    {
        // Encode a packet into the payload buffer
        encoder->write_payload(payload.data());

        ++encoded_count;

        if (rand() % 2)
        {
            ++dropped_count;
        }
        else
        {
            // Pass that packet to the decoder1
            decoder1->read_payload(payload.data());
        }

        // Create a recoded packet from decoder1
        decoder1->write_payload(payload.data());

        if (rand() % 2)
        {
            ++dropped_count;
        }
        else
        {
            // Pass the recoded packet to decoder two
            decoder2->read_payload(payload.data());
        }
    }

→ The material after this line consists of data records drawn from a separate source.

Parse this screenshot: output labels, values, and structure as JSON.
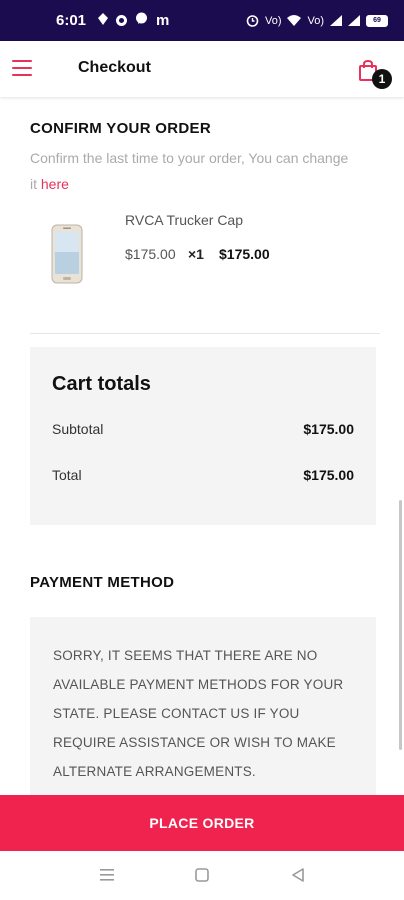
{
  "status_bar": {
    "time": "6:01",
    "indicators": [
      "signal-icon",
      "circle-icon",
      "messenger-icon",
      "m-icon"
    ],
    "m_label": "m",
    "network_label_1": "Vo)",
    "network_label_2": "Vo)",
    "battery_level": "69"
  },
  "header": {
    "menu_icon": "hamburger-icon",
    "title": "Checkout",
    "cart_icon": "shopping-bag-icon",
    "cart_count": "1",
    "accent_color": "#e8315b"
  },
  "confirm": {
    "title": "CONFIRM YOUR ORDER",
    "description": "Confirm the last time to your order, You can change it ",
    "link_text": "here"
  },
  "order_items": [
    {
      "image_icon": "smartphone-product-image",
      "name": "RVCA Trucker Cap",
      "price": "$175.00",
      "quantity": "×1",
      "line_total": "$175.00"
    }
  ],
  "cart_totals": {
    "title": "Cart totals",
    "subtotal_label": "Subtotal",
    "subtotal_value": "$175.00",
    "total_label": "Total",
    "total_value": "$175.00"
  },
  "payment": {
    "title": "PAYMENT METHOD",
    "message": "SORRY, IT SEEMS THAT THERE ARE NO AVAILABLE PAYMENT METHODS FOR YOUR STATE. PLEASE CONTACT US IF YOU REQUIRE ASSISTANCE OR WISH TO MAKE ALTERNATE ARRANGEMENTS."
  },
  "place_order": {
    "label": "PLACE ORDER",
    "color": "#f0234f"
  },
  "nav_bar": {
    "buttons": [
      "recent-apps-icon",
      "home-icon",
      "back-icon"
    ]
  }
}
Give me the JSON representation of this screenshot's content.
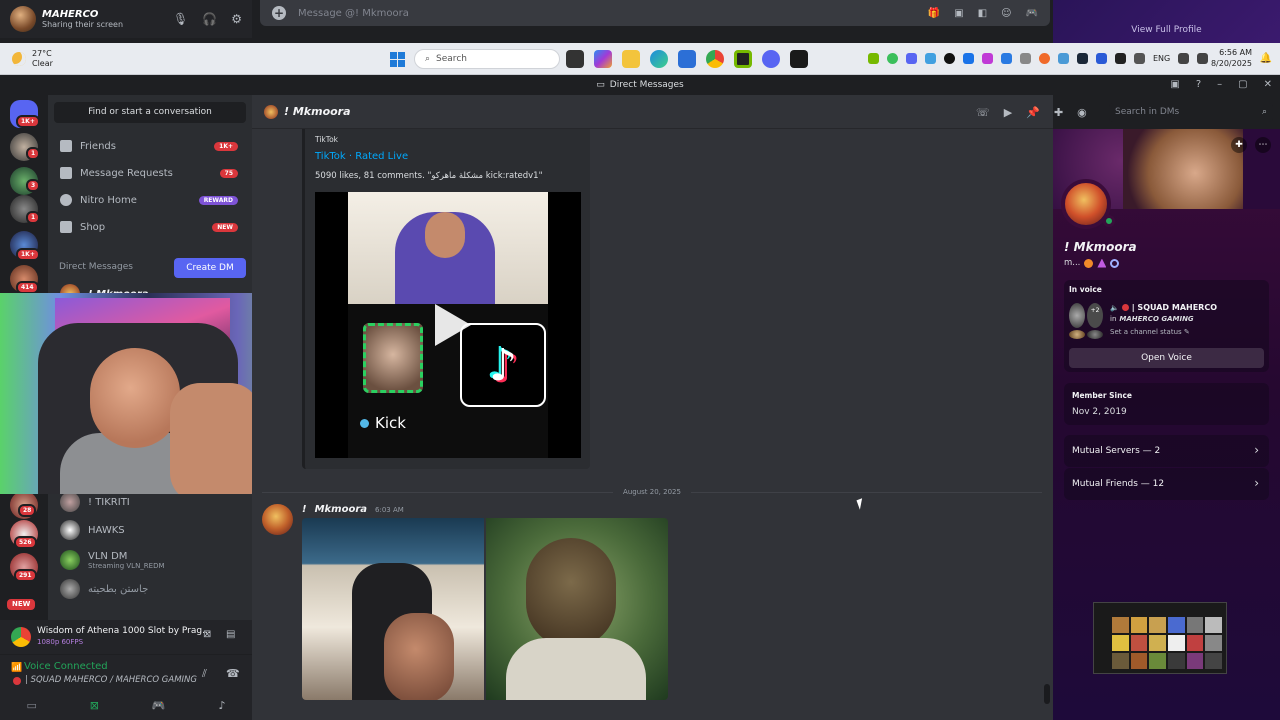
{
  "top_panel": {
    "username": "MAHERCO",
    "status": "Sharing their screen",
    "message_placeholder": "Message @! Mkmoora",
    "view_profile": "View Full Profile"
  },
  "taskbar": {
    "temp": "27°C",
    "condition": "Clear",
    "search_placeholder": "Search",
    "lang": "ENG",
    "time": "6:56 AM",
    "date": "8/20/2025"
  },
  "window": {
    "title": "Direct Messages"
  },
  "servers": [
    {
      "badge": "1K+"
    },
    {
      "badge": "1"
    },
    {
      "badge": "3"
    },
    {
      "badge": "1"
    },
    {
      "badge": "1K+"
    },
    {
      "badge": "414"
    },
    {
      "badge": "28"
    },
    {
      "badge": "526"
    },
    {
      "badge": "291"
    },
    {
      "badge": "NEW"
    }
  ],
  "sidebar": {
    "find": "Find or start a conversation",
    "nav": [
      {
        "label": "Friends",
        "pill": "1K+"
      },
      {
        "label": "Message Requests",
        "pill": "75"
      },
      {
        "label": "Nitro Home",
        "pill": "REWARD"
      },
      {
        "label": "Shop",
        "pill": "NEW"
      }
    ],
    "dm_header": "Direct Messages",
    "create_dm": "Create DM",
    "dms": [
      {
        "name": "! Mkmoora",
        "sub": ""
      },
      {
        "name": "! TIKRITI",
        "sub": ""
      },
      {
        "name": "HAWKS",
        "sub": ""
      },
      {
        "name": "VLN DM",
        "sub": "Streaming VLN_REDM"
      },
      {
        "name": "جاستن بطحيته",
        "sub": ""
      }
    ]
  },
  "activity": {
    "title": "Wisdom of Athena 1000 Slot by Prag...",
    "quality": "1080p 60FPS"
  },
  "voice": {
    "status": "Voice Connected",
    "channel": "| SQUAD MAHERCO / MAHERCO GAMING"
  },
  "chat": {
    "header_name": "! Mkmoora",
    "search_placeholder": "Search in DMs",
    "embed": {
      "provider": "TikTok",
      "title": "TikTok · Rated Live",
      "desc": "5090 likes, 81 comments. \"مشكلة ماهركو kick:ratedv1\"",
      "kick": "Kick"
    },
    "date_separator": "August 20, 2025",
    "message": {
      "author": "Mkmoora",
      "prefix": "!",
      "time": "6:03 AM"
    }
  },
  "profile": {
    "name": "! Mkmoora",
    "tag": "m...",
    "in_voice": "In voice",
    "voice_channel": "| SQUAD MAHERCO",
    "voice_server": "MAHERCO GAMING",
    "voice_in": "in",
    "voice_count": "+2",
    "set_status": "Set a channel status",
    "open_voice": "Open Voice",
    "member_since_label": "Member Since",
    "member_since": "Nov 2, 2019",
    "mutual_servers": "Mutual Servers — 2",
    "mutual_friends": "Mutual Friends — 12"
  },
  "colors": {
    "accent": "#5865f2",
    "danger": "#da373c",
    "online": "#23a55a",
    "link": "#00a8fc"
  }
}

The encoder encodes data which is then “transmitted” to decoder1. This data is then both decoded and recoded by decoder1. The resulting recoded data is then finally “transmitted” to decoder2 where it’s decoded. Both the channel from encoder to decoder1 and the channel from decoder1 to decoder2 is simulated to have a 50% success rate.

../../../_images/recoding_setup.svg

In a network without recoding, the overall success rate would be the product of all the networks success rates, i.e., for this network the success rate would be 50% * 50% = 25%. When using recoding the overall success rate will be the minimum success rate for any of the nodes, i.e., 50% in this example.

The output when running this example looks like so:

Encoded count = 28
Dropped count = 19